The grants were given to Project Vision Hawaii, which received $150, 000, the Marshallese Community Organization of Hawaii, which received $75, 000, Pacific Gateway Center, which received $75, 000, Hui No Ke Ola Pono, which received $50, 000, and City Church of Honolulu, which received $60, 000.
The money is expected to help the organizations provide culturally relevant information on COVID-19 vaccines to correct misinformation and address vaccine hesitancy within their target populations. It will also provide on-site support staff for pop-up vaccination clinics.
In some areas that Pacific Gateway serves, such as Wahiawa, COVID-19 vaccination rates are as low as 35 % to 45 %, according to Terrina Wong, deputy director for Social and Immigration Services.
Pacific Gateway is a nonprofit that empowers Hawaii's immigrants, refugees, and other vulnerable populations to rebuild their lives with various programs, including a kitchen incubator and farm-to-table entrepreneurship program.
Wong said the Kaiser grant has provided resources for interpreters to support vaccine efforts in Wahiawa and surrounding communities, where 26 % of the residents speak a language other than English, in Chuukese, Ilocano, and Tagalog.
"We understand that there are questions about the vaccine and the most effective way to approach those questions is with information from trusted sources in native languages, " said Wong in the news release. "The support and resources from Kaiser Permanente allow us to connect with communities who feel left out or left behind. We all need to work together to get more people vaccinated."
Long-term, the funding—part of a comprehensive national Kaiser Permanente COVID-19 education campaign—will support overall health equity by encouraging well-child visits.

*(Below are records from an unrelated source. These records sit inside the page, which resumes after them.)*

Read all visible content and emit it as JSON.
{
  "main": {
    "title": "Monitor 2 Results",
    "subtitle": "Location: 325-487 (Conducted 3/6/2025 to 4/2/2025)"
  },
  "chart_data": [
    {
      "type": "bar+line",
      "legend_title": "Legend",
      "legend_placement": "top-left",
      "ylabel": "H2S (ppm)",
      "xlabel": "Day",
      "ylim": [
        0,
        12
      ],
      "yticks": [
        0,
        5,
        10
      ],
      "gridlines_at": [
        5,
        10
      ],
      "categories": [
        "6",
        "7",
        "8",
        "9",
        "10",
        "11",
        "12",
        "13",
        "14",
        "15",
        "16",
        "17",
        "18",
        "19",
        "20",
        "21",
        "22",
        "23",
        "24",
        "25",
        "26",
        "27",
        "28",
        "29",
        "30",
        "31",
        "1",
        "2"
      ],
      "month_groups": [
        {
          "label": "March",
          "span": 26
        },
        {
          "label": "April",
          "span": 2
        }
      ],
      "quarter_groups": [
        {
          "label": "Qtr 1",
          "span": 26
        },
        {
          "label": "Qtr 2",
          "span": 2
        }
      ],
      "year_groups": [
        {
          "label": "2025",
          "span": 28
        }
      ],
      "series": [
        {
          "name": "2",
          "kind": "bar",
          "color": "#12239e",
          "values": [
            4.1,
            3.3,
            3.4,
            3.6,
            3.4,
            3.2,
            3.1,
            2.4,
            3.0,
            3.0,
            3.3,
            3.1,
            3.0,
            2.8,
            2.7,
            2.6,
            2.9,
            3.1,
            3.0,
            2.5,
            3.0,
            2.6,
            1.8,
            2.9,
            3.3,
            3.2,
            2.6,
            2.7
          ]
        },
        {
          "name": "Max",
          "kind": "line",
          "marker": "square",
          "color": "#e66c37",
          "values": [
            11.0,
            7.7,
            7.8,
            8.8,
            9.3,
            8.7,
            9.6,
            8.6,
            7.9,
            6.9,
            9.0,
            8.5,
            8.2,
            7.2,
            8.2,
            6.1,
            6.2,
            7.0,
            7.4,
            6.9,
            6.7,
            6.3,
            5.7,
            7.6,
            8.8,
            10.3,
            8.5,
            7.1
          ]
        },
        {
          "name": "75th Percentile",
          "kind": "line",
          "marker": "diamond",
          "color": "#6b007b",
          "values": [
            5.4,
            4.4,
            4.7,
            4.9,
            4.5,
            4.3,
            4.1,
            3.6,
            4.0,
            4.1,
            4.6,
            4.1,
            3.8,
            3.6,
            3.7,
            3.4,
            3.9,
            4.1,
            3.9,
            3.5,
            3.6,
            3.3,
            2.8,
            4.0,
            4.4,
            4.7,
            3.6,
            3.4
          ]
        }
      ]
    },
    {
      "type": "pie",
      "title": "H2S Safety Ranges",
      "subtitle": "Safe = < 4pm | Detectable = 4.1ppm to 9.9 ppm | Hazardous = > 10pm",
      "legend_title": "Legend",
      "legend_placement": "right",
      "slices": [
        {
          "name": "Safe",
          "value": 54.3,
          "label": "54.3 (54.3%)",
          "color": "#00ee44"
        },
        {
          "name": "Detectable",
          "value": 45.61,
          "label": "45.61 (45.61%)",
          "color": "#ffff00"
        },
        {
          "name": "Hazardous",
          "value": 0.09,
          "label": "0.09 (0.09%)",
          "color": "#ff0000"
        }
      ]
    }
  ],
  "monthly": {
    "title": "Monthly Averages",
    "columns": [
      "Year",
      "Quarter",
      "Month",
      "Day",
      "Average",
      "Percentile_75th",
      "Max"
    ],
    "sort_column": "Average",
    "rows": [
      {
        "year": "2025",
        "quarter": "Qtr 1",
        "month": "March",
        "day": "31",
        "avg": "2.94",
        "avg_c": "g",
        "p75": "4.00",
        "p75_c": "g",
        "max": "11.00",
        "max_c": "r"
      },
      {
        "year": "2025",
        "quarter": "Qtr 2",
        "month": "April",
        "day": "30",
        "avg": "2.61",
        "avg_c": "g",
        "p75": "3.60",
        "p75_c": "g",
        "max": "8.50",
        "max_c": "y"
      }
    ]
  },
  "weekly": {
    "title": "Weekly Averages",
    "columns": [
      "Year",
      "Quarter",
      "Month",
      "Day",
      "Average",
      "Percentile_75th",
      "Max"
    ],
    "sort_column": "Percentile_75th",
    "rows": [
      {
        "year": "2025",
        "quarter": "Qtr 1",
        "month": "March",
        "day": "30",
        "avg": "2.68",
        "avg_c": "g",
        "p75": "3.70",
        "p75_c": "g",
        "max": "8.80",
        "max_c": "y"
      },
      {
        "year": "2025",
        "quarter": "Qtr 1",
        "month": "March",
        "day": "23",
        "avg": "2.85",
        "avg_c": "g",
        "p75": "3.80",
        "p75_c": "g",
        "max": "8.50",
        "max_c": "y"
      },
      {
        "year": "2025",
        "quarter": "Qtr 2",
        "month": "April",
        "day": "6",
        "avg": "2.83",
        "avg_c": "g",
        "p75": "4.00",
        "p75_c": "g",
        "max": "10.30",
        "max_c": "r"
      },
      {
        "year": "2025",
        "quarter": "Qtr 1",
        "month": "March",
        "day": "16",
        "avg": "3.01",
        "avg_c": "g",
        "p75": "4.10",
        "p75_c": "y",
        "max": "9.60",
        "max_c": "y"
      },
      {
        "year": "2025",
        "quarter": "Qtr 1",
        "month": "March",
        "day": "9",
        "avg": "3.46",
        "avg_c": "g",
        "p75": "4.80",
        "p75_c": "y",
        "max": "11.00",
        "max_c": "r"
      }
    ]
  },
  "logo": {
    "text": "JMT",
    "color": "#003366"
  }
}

During the pandemic, routine vaccinations and checkups have declined, Kaiser noted.
"Our communities disproportionately impacted by COVID-19 illness are also the communities where vaccination rates are lagging, " said John Yang, MD, president and medical director for the Hawaii Permanente Medical Group, in a news release. "By supporting trusted community-based organizations in their work, we can further efforts to disseminate educational materials and remove barriers to vaccine access, ultimately improving vaccination rates and bringing Hawaii closer to the end of this pandemic."